(3) Internet

The term "Internet" means the combination of computer facilities and electromagnetic transmission media, and related equipment and software, comprising the interconnected worldwide network of computer networks that employ the Transmission Control Protocol/Internet Protocol or any successor protocol to transmit information.

(4) Internet access service

The term "Internet access service" means a service that enables users to access content, information, electronic mail, or other services offered over the Internet, and may also include access to proprietary content, information, and other services as part of a package of services offered to consumers. Such term does not include telecommunications services.

(5) Internet information location tool

The term "Internet information location tool" means a service that refers or links users to an online location on the World Wide Web. Such term includes directories, indices, references, pointers, and hypertext links.

(6) Material that is harmful to minors

The term "material that is harmful to minors" means any communication, picture, image, graphic image file, article, recording, writing, or other matter of any kind that is obscene or that—

(A) the average person, applying contemporary community standards, would find, taking the material as a whole and with respect to minors, is designed to appeal to, or is designed to pander to, the prurient interest;

(B) depicts, describes, or represents, in a manner patently offensive with respect to minors, an actual or simulated sexual act or sexual contact, an actual or simulated normal or perverted sexual act, or a lewd exhibition of the genitals or post-pubescent female breast; and

(C) taken as a whole, lacks serious literary, artistic, political, or scientific value for minors.

(7) Minor

The term "minor" means any person under 17 years of age.

(June 19, 1934, ch. 652, title II, §231, as added Pub. L. 105–277, div.
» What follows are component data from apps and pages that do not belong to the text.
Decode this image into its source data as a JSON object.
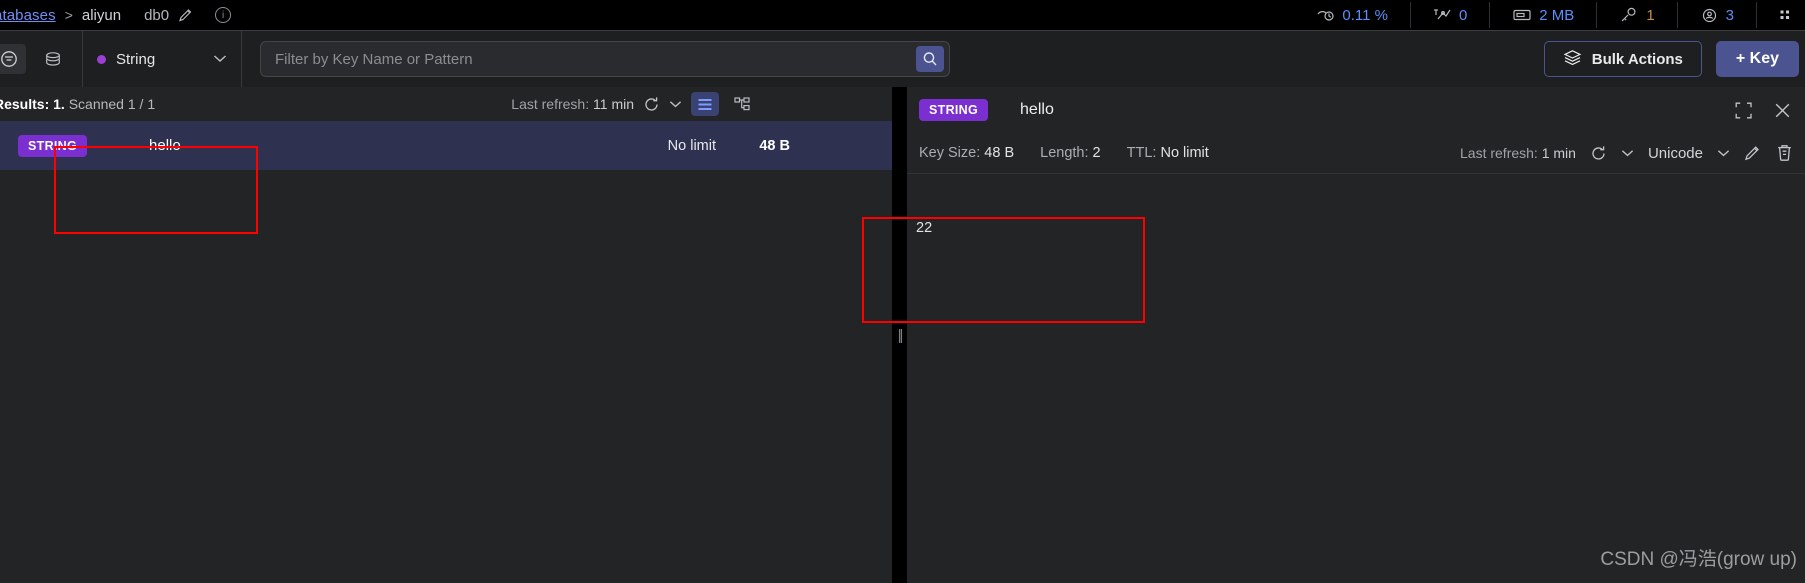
{
  "breadcrumb": {
    "databases_link": "atabases",
    "separator": ">",
    "connection_name": "aliyun",
    "database": "db0",
    "edit_icon": "pencil-icon",
    "info_icon": "info-icon",
    "info_badge": "i"
  },
  "metrics": [
    {
      "icon": "cpu-icon",
      "value": "0.11 %",
      "color": "#5b8ff9"
    },
    {
      "icon": "network-icon",
      "value": "0",
      "color": "#5b8ff9"
    },
    {
      "icon": "memory-icon",
      "value": "2 MB",
      "color": "#5b8ff9"
    },
    {
      "icon": "key-icon",
      "value": "1",
      "color": "#c98a4b"
    },
    {
      "icon": "clients-icon",
      "value": "3",
      "color": "#5b8ff9"
    }
  ],
  "toolbar": {
    "filter_icon": "filter-icon",
    "stack_icon": "database-stack-icon",
    "type_filter": {
      "label": "String",
      "dot_color": "#9b3fd4",
      "chevron": "chevron-down-icon"
    },
    "search": {
      "value": "",
      "placeholder": "Filter by Key Name or Pattern",
      "button_icon": "search-icon"
    },
    "bulk_actions_label": "Bulk Actions",
    "bulk_actions_icon": "layers-icon",
    "add_key_label": "+ Key"
  },
  "results": {
    "summary_prefix": "Results:",
    "summary_count": "1.",
    "summary_scanned": "Scanned 1 / 1",
    "last_refresh_label": "Last refresh:",
    "last_refresh_value": "11 min",
    "refresh_icon": "refresh-icon",
    "refresh_chevron": "chevron-down-icon",
    "view_list_icon": "list-view-icon",
    "view_tree_icon": "tree-view-icon"
  },
  "key_row": {
    "type": "STRING",
    "name": "hello",
    "ttl": "No limit",
    "size": "48 B"
  },
  "detail": {
    "type": "STRING",
    "name": "hello",
    "fullscreen_icon": "fullscreen-icon",
    "close_icon": "close-icon",
    "key_size_label": "Key Size:",
    "key_size_value": "48 B",
    "length_label": "Length:",
    "length_value": "2",
    "ttl_label": "TTL:",
    "ttl_value": "No limit",
    "last_refresh_label": "Last refresh:",
    "last_refresh_value": "1 min",
    "refresh_icon": "refresh-icon",
    "refresh_chevron": "chevron-down-icon",
    "encoding": "Unicode",
    "encoding_chevron": "chevron-down-icon",
    "edit_icon": "pencil-icon",
    "delete_icon": "trash-icon",
    "value": "22"
  },
  "splitter": {
    "grip": "||"
  },
  "watermark": "CSDN @冯浩(grow up)"
}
C, title XIV, §1403, Oct. 21, 1998, 112 Stat. 2681–736.)

Effective Date

Section effective 30 days after Oct. 21, 1998, see section 1406 of Pub. L. 105–277, set out as a note under section 223 of this title.

Congressional Findings
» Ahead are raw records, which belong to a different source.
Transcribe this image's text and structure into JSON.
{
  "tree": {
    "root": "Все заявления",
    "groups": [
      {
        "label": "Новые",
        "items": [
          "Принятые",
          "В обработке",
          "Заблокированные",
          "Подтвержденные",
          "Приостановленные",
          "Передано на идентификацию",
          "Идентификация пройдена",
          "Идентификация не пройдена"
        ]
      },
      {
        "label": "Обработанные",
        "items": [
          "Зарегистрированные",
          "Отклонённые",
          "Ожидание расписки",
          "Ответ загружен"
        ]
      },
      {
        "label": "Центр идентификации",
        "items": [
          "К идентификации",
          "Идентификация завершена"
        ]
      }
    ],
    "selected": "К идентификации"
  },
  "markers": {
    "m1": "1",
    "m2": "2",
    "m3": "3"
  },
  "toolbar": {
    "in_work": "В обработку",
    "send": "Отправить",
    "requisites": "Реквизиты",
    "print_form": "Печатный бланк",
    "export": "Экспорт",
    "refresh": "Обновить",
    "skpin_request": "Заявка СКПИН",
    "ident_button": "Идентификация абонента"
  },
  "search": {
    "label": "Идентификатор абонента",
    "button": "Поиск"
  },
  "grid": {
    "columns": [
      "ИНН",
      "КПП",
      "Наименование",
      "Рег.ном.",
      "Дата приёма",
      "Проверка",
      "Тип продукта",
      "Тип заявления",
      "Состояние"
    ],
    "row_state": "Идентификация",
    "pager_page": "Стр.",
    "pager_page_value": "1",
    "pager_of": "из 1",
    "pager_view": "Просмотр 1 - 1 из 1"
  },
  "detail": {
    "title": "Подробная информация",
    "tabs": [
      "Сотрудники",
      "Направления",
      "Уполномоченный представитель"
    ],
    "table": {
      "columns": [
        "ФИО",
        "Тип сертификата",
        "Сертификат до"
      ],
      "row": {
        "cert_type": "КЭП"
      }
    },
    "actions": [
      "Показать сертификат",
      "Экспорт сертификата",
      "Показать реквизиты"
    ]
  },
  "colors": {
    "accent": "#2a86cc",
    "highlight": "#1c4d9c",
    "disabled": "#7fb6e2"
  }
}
Pub. L. 105–277, div. C, title XIV, §1402, Oct. 21, 1998, 112 Stat. 2681–736, provided that: "The Congress finds that—

"(1) while custody, care, and nurture of the child resides first with the parent, the widespread availability of the Internet presents opportunities for minors to access materials through the World Wide Web in a manner that can frustrate parental supervision or control;

"(2) the protection of the physical and psychological well-being of minors by shielding them from materials that are harmful to them is a compelling governmental interest;
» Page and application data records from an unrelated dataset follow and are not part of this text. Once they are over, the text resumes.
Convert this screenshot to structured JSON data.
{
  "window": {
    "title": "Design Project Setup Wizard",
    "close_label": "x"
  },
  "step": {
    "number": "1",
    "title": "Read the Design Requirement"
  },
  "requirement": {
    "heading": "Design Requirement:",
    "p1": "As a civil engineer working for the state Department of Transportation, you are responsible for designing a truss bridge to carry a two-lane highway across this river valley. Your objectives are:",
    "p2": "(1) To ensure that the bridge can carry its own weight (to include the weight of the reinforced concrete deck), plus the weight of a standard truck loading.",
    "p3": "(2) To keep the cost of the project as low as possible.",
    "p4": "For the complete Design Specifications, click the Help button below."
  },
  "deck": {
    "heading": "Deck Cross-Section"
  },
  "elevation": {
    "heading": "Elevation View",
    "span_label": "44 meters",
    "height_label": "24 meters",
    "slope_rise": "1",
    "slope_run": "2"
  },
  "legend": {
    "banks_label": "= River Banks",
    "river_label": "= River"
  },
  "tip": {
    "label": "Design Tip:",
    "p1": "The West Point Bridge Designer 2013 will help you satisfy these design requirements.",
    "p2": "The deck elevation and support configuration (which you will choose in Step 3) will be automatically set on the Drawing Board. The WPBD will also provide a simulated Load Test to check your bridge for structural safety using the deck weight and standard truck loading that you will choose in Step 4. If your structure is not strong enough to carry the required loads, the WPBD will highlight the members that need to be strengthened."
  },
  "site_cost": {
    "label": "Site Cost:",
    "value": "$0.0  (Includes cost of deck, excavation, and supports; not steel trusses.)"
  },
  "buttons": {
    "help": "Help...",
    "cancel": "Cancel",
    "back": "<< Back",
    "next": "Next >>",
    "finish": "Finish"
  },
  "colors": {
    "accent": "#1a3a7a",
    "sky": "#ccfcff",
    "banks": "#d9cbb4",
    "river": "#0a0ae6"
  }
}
"(3) to date, while the industry has developed innovative ways to help parents and educators restrict material that is harmful to minors through parental control protections and self-regulation, such efforts have not provided a national solution to the problem of minors accessing harmful material on the World Wide Web;

"(4) a prohibition on the distribution of material harmful to minors, combined with legitimate defenses, is currently the most effective and least restrictive means by which to satisfy the compelling government interest; and

"(5) notwithstanding the existence of protections that limit the distribution over the World Wide Web of material that is harmful to minors, parents, educators, and industry must continue efforts to find ways to protect children from being exposed to harmful material found on the Internet."

Study by Commission on Online Child Protection

Pub. L. 105–277, div. C, title XIV, §1405, Oct. 21, 1998, 112 Stat. 2681–739, as amended by Pub. L. 106–113, div. B, §1000(a)(9) [title V, §5001(b)–(f), Nov. 29, 1999, 113 Stat. 1536, 1501A-591, 1501-592; Pub. L. 106–229, title IV, §401, June 30, 2000, 114 Stat. 476, established a Commission to study methods to reduce access by minors to harmful material on the Internet and provided that the Commission would terminate 30 days after submitting a report to Congress or Nov. 30, 2000, whichever occured earlier.

1 So in original. Probably should be "section,".